** MATERIAL FOR THIS EXERCISE follows **
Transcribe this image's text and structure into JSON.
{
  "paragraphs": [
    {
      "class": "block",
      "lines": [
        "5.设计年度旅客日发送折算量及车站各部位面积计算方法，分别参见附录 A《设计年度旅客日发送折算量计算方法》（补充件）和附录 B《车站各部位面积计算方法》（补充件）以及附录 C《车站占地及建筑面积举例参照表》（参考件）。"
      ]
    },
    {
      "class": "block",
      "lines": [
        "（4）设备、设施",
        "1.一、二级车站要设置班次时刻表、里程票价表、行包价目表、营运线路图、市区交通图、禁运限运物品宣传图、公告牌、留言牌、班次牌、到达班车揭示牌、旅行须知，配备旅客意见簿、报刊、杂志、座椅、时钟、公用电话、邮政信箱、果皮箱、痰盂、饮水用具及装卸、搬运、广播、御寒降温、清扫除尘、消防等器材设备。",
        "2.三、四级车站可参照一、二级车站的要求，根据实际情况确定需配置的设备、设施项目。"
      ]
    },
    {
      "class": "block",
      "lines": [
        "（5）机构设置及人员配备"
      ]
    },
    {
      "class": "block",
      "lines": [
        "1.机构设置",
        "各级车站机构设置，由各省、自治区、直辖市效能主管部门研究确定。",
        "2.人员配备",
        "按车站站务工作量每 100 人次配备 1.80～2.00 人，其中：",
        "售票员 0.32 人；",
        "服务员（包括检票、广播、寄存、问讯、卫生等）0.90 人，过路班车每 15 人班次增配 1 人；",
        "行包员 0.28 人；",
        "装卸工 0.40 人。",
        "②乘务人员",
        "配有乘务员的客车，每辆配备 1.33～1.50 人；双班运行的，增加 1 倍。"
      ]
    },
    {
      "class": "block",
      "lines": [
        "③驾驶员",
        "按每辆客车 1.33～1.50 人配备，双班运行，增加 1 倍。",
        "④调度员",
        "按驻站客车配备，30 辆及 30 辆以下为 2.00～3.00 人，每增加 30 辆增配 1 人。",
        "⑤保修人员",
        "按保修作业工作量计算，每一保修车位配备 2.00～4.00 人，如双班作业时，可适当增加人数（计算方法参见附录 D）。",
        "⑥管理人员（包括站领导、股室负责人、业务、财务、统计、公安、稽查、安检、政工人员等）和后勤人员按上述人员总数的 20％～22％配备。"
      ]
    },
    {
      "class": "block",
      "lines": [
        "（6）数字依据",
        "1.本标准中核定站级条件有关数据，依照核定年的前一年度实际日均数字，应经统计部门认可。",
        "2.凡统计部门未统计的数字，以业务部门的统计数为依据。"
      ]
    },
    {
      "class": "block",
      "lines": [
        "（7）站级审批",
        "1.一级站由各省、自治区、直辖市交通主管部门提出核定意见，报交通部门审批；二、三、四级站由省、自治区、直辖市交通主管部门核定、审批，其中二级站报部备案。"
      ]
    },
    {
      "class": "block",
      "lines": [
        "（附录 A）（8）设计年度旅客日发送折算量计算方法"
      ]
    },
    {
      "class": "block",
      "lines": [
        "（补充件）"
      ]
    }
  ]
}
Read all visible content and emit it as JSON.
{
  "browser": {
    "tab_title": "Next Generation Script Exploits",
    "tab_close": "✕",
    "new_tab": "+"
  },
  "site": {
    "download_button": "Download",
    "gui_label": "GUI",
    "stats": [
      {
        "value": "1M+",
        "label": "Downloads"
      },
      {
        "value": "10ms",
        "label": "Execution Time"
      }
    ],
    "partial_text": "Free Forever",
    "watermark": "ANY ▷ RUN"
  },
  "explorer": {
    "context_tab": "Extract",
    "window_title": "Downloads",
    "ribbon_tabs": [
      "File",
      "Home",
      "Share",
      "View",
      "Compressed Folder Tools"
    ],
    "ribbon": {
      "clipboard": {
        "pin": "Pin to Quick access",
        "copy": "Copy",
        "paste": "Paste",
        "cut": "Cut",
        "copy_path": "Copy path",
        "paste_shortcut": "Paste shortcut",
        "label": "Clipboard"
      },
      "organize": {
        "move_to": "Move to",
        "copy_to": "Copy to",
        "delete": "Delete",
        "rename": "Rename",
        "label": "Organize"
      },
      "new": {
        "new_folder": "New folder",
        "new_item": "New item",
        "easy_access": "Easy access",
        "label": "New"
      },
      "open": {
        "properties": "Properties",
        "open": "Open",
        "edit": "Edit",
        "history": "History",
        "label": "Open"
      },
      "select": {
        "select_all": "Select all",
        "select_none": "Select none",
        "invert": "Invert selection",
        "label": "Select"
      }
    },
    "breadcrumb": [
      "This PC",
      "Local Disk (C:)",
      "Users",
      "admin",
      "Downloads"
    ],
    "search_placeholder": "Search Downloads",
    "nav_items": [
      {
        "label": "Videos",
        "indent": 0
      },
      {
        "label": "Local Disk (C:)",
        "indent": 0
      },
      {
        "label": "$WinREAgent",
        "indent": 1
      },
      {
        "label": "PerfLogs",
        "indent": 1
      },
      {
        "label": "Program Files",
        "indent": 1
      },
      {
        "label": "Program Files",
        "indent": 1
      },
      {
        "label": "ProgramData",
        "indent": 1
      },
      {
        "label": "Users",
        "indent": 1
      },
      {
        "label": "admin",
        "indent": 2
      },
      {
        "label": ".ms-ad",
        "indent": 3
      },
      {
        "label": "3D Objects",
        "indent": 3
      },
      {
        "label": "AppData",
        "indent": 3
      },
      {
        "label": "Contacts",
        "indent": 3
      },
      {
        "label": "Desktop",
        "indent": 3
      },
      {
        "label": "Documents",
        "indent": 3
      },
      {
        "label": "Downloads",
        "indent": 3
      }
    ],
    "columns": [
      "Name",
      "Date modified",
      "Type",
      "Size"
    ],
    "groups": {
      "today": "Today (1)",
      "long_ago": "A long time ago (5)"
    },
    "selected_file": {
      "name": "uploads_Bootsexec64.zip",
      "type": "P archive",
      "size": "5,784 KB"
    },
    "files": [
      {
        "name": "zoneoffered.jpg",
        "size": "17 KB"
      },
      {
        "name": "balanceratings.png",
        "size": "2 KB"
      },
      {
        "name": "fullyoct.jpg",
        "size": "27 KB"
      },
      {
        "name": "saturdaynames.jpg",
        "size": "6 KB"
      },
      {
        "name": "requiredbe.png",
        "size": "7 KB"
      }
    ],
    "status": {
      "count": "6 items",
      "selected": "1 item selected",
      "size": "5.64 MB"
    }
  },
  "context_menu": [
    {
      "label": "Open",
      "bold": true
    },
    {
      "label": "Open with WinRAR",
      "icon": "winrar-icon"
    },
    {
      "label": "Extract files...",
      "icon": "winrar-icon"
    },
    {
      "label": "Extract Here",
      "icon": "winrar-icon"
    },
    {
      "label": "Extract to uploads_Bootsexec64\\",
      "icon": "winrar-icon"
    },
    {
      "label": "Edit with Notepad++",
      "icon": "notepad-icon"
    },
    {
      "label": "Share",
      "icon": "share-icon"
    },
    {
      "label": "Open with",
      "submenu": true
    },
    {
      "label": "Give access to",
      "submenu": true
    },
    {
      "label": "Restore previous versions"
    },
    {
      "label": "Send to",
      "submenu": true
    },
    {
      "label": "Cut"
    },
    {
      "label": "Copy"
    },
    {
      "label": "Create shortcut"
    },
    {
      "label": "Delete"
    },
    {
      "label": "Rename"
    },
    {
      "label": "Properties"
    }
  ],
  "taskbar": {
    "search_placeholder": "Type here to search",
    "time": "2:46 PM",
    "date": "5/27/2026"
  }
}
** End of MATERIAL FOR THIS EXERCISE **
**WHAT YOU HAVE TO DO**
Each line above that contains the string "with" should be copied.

**TASK SOLUTION**
      "label": "Open with WinRAR",
      "label": "Edit with Notepad++",
      "label": "Open with",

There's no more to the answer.